_What the task requires_: Go through the listing beneath and show each line containing the string "ayuda".

_ _ _ _

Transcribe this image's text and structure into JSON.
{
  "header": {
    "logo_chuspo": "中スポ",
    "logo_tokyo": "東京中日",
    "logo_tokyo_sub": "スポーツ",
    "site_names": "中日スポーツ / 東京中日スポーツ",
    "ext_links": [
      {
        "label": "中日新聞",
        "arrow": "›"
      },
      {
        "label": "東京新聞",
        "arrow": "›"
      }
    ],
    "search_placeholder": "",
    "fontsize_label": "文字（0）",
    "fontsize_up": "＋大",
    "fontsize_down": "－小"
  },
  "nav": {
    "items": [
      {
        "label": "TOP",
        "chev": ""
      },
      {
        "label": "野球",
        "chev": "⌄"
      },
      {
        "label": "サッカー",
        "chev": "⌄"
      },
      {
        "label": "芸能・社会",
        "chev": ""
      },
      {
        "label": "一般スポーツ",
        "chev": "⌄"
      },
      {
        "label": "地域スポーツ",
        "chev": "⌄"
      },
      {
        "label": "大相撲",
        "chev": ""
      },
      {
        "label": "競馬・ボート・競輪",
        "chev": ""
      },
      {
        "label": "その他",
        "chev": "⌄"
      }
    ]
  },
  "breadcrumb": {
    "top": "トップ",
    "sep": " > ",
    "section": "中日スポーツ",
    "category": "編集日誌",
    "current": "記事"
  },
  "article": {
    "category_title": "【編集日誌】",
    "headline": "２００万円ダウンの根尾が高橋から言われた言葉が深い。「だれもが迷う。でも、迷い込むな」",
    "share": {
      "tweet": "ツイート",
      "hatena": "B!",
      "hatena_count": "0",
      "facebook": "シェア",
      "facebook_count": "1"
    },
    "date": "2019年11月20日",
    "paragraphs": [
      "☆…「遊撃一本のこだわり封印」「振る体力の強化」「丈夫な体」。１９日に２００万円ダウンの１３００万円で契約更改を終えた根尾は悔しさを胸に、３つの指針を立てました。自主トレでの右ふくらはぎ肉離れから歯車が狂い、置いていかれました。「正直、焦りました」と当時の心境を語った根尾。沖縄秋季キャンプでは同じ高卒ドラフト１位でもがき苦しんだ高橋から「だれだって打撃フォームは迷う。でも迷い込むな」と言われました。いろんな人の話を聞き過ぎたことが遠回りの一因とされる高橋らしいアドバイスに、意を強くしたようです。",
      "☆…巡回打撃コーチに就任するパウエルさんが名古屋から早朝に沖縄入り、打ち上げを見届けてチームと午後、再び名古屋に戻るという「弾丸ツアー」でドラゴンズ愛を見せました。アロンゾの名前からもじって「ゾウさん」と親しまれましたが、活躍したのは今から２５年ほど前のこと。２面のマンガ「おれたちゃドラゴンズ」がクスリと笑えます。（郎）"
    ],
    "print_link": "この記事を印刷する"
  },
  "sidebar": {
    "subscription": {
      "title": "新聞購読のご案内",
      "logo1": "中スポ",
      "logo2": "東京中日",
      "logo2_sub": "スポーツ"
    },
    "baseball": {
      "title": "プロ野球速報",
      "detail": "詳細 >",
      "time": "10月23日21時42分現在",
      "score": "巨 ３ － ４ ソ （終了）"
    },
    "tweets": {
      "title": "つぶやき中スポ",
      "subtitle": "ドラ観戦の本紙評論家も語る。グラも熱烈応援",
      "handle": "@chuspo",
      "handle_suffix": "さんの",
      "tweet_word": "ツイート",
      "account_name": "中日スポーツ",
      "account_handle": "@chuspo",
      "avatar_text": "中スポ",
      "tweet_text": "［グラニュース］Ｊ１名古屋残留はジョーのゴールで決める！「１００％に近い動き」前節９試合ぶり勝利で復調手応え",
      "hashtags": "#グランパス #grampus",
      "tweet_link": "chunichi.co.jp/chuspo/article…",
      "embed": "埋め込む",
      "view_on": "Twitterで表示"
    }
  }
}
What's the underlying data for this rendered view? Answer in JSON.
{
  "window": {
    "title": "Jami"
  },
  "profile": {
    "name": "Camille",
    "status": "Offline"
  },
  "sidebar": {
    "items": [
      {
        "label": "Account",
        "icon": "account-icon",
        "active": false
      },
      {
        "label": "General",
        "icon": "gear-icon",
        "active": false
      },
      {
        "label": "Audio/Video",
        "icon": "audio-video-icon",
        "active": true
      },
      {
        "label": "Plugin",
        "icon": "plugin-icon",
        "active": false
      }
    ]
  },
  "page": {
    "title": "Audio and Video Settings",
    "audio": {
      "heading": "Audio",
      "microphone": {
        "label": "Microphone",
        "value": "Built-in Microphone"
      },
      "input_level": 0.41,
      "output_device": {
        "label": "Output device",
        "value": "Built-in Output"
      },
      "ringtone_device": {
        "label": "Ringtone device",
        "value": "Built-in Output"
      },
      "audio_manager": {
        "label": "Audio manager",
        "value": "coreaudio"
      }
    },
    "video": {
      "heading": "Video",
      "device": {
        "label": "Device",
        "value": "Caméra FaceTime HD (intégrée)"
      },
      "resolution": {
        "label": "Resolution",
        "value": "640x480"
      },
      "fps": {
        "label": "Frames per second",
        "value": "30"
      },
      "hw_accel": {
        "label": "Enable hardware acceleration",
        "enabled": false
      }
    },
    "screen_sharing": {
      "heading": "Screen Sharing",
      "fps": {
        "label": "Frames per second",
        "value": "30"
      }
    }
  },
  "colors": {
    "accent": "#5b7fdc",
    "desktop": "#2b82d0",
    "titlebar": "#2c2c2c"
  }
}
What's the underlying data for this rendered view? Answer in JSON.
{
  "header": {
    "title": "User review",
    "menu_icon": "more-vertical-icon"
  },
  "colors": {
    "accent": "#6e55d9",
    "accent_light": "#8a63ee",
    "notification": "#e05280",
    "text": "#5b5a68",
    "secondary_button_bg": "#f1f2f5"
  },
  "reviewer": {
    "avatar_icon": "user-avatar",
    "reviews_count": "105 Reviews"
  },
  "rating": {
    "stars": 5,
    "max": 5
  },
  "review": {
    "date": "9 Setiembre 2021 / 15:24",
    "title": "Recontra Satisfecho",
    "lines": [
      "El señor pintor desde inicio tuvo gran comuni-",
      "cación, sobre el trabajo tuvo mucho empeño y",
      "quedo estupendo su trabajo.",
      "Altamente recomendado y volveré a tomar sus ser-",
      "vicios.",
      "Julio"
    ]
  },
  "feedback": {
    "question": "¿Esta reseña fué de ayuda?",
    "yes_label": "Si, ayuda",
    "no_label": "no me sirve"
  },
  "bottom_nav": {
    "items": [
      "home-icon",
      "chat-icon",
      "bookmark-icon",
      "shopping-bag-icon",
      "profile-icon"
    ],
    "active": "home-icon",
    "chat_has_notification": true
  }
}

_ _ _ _

_Output below_:
    "question": "¿Esta reseña fué de ayuda?",
    "yes_label": "Si, ayuda",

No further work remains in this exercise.